He adds one more submind to stew upon the problem, while instructing a Dull Intelligence to continue the observations. He will be unable to do so himself, as his present existence is limited to ninety seconds. At the end of this time, if nothing has gone wrong, his personal memory of the period will be dumped and a new interval will begin, so that from his point of view, Null Boundary’s transit time will seem to require only ninety seconds, though years have elapsed. This is Nikko’s defense against boredom.
Point twenty: Additional subminds report in. Their assessments are pleasingly dull. Reactor function is nominal. Air quality is nominal. Crew health: nominal. There are only three crew members. Four, if Nikko counts his own rarely-used physical incarnation. He finds Lot and Urban awake and active; only Clemantine still hibernates in a cold storage nest.
Point thirty: Nikko scans Null Boundary with remote eyes. He discovers Urban in the library, linked to an interface that records the activity of the philosopher cells. Urban insists that with practice and refinement, the interface can be made to translate the cell’s chemical language into something meaningful to a human mind. Nikko doesn’t agree. Experience has taught him that Chenzeme language finds meaning only within Chenzeme neural structures.
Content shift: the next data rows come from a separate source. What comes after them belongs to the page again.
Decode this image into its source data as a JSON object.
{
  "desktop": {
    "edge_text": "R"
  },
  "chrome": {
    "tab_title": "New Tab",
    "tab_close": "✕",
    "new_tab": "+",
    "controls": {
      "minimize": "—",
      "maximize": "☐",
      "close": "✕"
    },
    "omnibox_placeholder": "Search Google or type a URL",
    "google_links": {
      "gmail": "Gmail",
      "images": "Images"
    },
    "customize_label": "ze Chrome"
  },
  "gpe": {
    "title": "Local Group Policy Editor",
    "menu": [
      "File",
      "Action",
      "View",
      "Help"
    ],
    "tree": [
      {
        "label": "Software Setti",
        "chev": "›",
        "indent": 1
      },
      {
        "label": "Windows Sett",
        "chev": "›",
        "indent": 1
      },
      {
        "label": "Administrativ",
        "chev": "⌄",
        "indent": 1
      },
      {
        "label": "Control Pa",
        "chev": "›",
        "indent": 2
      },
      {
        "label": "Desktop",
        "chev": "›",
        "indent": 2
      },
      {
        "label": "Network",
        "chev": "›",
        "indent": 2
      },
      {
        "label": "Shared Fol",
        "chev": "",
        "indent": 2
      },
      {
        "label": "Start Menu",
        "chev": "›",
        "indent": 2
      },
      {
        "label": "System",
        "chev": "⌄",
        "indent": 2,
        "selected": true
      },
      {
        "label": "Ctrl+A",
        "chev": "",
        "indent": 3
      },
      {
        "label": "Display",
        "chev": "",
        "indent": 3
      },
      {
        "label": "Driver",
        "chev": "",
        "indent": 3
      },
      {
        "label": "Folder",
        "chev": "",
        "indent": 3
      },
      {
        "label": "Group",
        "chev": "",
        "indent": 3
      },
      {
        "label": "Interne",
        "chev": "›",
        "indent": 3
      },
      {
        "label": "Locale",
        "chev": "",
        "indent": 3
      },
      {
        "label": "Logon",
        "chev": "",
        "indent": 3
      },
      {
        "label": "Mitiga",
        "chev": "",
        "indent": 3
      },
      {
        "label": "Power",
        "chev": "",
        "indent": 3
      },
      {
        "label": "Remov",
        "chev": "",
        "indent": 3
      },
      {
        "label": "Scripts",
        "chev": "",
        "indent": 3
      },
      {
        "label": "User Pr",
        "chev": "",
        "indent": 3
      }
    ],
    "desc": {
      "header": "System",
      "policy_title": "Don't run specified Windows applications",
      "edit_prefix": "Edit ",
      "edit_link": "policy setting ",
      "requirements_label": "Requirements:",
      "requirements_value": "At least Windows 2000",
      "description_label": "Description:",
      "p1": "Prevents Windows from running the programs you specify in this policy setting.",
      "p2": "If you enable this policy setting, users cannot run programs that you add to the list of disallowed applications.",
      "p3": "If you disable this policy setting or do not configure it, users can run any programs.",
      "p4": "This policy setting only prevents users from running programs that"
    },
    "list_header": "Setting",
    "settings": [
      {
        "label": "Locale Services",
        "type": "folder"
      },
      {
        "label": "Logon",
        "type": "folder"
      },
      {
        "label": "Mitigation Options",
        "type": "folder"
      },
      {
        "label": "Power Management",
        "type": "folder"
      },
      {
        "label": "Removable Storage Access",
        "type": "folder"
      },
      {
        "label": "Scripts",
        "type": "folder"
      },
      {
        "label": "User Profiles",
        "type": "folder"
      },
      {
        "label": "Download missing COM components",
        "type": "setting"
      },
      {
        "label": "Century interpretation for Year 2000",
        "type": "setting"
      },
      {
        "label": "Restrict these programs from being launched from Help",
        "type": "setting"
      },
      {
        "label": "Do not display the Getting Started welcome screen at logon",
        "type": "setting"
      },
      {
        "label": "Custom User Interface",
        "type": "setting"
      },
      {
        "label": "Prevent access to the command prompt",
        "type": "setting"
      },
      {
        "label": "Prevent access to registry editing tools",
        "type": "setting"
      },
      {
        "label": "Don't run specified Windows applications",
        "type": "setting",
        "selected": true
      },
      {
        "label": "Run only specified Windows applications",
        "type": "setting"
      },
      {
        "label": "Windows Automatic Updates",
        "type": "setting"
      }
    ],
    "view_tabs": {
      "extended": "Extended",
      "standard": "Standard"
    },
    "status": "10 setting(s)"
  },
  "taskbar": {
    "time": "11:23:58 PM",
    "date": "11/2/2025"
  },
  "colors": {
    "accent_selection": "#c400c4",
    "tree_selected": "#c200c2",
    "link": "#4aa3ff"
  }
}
This is something Lot understands. He is in a transit bubble just beneath the ship’s hull. One side of the bubble is open, so that he lies squeezed against the underside of the colony of philosopher cells. He’s dressed in an insulating skin suit, but the hood is down. His close-cropped blond hair shines in the cells’ white light. On his cheeks are moist sensory glands that look like glistening teardrops. These “sensory tears” are a Chenzeme structure, integrated into the genetic system of Lot’s ancestors by some unknown engineer, thousands of years in the past. Through them, Lot can perceive the cells’ chemical language and respond in kind, with molecules synthesized in the tears’ nanoscale factories.
The philosopher cells are Lot’s creation, and he is still the only one who can effectively communicate with them. He mined their design from the living dust of Deception Well’s nebula, storing the pattern in his fixed memory, a data vault contained within the filamentous strands of the Chenzeme neural organ that parasitizes his brain. Nothing degrades in fixed memory. Lot used the pattern to synthesize a seed population of philosopher cells within his neural tendrils, exuding them through the shimmery surfaces of his sensory tears. It’s a neatly circular survival strategy in which the parasitic tendrils use their host to reproduce Chenzeme mind. Clearly this has happened many times before in the thirty million year history of the Chenzeme, and it is the warships that have survived it, while their challengers have all vanished.
All except us, Nikko thinks.
He is acutely aware that they play a dangerous game.
After the first cells were made, it took three years of experiments before they learned to feed the young colony with nutrients delivered through the hull. Now the original cells have reproduced many times over. Lot is learning to delve into their inherited histories, and with luck, he will discover the proper radio hail to sooth a Chenzeme warship.
The warships are known to rendezvous in the void, to exchange cell histories encoded in dust. How Nikko is aware of this is a mystery locked behind the black wall of another proscribed field, but again, he makes no inquiries. It doesn’t matter how Null Boundary’s neural system came to be tainted by the Chenzeme, just that it has, in a primitive way, so that Nikko too can distinguish meaning in the cell talk. He doesn’t have Lot’s talent. He is like a dog listening to its master’s voice–aware of mood, but deaf to specific meaning. Forever surprised by what Lot will say.